Materials provided:
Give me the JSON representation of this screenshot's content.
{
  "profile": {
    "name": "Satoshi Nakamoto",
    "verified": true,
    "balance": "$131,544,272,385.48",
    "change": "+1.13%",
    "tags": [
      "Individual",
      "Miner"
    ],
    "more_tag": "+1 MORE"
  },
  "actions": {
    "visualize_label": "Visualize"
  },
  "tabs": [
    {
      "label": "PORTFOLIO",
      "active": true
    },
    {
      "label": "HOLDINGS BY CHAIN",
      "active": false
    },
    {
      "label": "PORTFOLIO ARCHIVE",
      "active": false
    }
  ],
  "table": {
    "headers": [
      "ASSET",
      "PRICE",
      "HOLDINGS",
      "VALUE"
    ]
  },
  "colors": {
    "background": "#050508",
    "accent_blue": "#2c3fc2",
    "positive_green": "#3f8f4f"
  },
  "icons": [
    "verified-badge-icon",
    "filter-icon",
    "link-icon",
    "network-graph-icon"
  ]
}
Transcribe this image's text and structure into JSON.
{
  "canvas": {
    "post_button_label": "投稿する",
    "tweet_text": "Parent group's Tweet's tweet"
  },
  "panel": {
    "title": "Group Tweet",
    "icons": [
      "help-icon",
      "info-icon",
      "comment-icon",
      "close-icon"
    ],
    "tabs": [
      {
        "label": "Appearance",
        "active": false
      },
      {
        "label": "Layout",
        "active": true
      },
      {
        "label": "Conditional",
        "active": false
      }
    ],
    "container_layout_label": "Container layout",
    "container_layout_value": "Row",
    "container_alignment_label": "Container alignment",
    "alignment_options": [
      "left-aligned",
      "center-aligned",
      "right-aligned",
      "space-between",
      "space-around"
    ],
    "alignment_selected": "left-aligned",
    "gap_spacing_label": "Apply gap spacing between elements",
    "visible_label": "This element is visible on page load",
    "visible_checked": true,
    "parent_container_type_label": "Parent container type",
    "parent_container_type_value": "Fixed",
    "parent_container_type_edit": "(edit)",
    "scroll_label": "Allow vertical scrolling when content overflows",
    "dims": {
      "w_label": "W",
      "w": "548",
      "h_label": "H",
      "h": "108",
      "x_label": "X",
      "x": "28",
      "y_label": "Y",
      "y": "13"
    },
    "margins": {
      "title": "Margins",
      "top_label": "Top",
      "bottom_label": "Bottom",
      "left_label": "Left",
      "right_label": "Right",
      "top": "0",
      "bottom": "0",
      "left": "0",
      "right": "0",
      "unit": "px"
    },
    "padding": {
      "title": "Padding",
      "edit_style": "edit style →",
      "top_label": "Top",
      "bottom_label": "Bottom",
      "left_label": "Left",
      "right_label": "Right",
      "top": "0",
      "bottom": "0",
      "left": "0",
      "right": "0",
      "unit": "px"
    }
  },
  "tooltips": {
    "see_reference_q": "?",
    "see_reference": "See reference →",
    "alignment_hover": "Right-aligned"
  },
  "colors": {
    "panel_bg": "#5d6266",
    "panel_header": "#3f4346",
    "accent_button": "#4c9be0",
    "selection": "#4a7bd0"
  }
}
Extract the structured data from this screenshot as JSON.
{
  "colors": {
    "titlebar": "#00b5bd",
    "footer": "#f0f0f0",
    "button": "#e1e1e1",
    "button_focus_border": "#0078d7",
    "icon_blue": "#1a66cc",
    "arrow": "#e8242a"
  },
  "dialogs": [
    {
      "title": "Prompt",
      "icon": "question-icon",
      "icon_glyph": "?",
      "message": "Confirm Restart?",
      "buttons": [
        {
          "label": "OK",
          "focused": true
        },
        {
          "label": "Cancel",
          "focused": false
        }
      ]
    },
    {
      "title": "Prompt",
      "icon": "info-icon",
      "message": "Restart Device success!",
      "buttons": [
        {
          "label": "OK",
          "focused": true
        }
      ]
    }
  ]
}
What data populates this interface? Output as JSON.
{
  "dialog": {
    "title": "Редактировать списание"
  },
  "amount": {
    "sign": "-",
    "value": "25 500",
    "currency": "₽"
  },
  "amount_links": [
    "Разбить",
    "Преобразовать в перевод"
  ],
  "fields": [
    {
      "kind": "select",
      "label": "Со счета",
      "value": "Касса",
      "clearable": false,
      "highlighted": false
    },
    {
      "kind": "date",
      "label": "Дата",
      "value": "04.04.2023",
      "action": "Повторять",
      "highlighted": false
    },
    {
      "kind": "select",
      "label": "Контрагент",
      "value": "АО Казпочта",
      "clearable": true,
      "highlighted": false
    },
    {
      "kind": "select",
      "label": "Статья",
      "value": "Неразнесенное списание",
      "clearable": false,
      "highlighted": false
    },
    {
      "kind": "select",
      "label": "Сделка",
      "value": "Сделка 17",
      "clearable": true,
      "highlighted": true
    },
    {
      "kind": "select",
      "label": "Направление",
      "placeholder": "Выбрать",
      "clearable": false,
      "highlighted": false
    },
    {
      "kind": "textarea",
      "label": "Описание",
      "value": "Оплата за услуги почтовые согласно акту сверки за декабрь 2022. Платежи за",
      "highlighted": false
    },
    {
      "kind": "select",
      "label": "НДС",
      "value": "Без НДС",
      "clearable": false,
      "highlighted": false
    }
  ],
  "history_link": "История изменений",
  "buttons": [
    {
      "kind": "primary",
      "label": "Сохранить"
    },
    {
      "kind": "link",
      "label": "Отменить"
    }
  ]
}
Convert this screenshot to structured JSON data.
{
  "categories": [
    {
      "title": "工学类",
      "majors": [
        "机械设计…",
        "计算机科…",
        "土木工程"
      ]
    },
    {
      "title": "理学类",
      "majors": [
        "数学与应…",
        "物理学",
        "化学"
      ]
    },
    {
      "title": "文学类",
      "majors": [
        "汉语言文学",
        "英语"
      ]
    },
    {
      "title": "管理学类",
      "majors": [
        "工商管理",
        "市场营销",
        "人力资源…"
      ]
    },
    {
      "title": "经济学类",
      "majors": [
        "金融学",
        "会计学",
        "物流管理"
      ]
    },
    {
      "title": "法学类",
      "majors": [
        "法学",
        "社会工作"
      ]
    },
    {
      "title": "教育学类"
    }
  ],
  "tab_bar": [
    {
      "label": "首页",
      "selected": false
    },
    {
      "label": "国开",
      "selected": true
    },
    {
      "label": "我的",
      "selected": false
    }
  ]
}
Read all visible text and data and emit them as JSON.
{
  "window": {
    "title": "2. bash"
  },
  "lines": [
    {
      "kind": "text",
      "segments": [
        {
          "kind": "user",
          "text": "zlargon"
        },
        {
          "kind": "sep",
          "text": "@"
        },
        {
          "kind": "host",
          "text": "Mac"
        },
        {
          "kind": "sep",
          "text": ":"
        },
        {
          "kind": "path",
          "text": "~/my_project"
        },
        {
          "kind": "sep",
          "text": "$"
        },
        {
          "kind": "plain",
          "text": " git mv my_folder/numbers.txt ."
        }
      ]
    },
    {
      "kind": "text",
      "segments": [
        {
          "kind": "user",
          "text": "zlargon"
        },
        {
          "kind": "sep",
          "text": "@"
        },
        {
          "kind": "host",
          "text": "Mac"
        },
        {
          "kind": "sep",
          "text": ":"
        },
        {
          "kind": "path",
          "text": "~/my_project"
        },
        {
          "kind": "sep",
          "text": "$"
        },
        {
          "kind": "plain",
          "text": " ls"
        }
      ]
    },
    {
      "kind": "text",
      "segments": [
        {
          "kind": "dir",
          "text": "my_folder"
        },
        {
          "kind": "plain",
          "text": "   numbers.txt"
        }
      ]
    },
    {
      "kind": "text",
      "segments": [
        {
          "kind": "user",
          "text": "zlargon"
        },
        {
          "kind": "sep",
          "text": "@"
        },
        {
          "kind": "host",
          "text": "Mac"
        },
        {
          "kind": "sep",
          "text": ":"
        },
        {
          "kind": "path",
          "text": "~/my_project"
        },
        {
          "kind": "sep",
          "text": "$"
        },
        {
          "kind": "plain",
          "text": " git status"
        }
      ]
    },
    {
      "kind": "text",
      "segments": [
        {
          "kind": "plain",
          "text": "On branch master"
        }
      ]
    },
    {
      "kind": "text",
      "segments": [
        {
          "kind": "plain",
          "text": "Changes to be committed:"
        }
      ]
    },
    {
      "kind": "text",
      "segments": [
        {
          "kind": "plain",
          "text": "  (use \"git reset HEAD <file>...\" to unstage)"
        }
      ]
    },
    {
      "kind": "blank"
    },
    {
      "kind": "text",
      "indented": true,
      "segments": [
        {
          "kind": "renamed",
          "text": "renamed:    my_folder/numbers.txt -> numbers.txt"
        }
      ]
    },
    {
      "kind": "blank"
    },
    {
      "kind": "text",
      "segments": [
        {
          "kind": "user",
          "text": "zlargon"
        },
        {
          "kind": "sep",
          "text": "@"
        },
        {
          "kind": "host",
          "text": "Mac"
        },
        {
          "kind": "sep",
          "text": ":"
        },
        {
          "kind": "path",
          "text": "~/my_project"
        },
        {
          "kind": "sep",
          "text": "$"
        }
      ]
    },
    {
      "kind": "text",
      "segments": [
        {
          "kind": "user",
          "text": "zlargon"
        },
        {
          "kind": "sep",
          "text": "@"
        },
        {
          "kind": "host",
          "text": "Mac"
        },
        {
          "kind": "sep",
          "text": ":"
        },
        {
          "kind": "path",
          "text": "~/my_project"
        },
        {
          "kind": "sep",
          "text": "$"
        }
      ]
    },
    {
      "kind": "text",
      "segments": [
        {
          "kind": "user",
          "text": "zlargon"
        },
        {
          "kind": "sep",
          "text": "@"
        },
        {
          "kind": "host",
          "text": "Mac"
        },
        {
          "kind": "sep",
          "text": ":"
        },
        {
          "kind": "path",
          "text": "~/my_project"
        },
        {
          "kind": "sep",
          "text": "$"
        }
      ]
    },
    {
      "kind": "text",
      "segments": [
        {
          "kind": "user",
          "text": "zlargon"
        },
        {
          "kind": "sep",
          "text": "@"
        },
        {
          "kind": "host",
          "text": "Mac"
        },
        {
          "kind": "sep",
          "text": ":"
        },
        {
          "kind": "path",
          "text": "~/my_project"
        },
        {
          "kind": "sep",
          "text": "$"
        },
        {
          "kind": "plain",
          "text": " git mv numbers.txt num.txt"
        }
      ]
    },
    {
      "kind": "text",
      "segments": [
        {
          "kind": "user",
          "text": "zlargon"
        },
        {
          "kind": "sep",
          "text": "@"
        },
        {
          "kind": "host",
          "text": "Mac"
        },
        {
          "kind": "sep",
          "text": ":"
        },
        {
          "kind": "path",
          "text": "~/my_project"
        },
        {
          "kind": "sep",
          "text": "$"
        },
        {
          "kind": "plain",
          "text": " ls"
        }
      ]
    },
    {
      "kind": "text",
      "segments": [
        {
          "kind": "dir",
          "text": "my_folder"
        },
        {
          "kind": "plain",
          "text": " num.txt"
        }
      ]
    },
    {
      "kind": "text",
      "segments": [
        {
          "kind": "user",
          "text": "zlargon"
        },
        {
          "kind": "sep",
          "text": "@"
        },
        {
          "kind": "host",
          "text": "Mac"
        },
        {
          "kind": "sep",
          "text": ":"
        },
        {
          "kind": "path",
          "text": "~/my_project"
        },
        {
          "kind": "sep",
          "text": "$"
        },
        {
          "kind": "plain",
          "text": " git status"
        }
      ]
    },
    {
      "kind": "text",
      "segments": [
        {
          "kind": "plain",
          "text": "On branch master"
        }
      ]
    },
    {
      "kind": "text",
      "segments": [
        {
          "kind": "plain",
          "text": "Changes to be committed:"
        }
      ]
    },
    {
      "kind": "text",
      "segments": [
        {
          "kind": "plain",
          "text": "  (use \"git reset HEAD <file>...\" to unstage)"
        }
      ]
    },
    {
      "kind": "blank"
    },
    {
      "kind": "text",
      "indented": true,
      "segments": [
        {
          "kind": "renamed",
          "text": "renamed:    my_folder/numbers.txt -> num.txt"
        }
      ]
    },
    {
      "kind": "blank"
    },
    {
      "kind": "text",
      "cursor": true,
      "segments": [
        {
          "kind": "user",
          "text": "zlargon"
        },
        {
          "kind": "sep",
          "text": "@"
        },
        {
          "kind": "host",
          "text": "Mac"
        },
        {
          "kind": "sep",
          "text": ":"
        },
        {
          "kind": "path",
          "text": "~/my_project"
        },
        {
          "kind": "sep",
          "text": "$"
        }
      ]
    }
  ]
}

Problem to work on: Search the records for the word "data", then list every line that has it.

Exercise result:
Extract the structured data from this screenshot as JSON.
What data populates this interface? Output as JSON.
Convert this screenshot to structured JSON data.
Read all visible text and data and emit them as JSON.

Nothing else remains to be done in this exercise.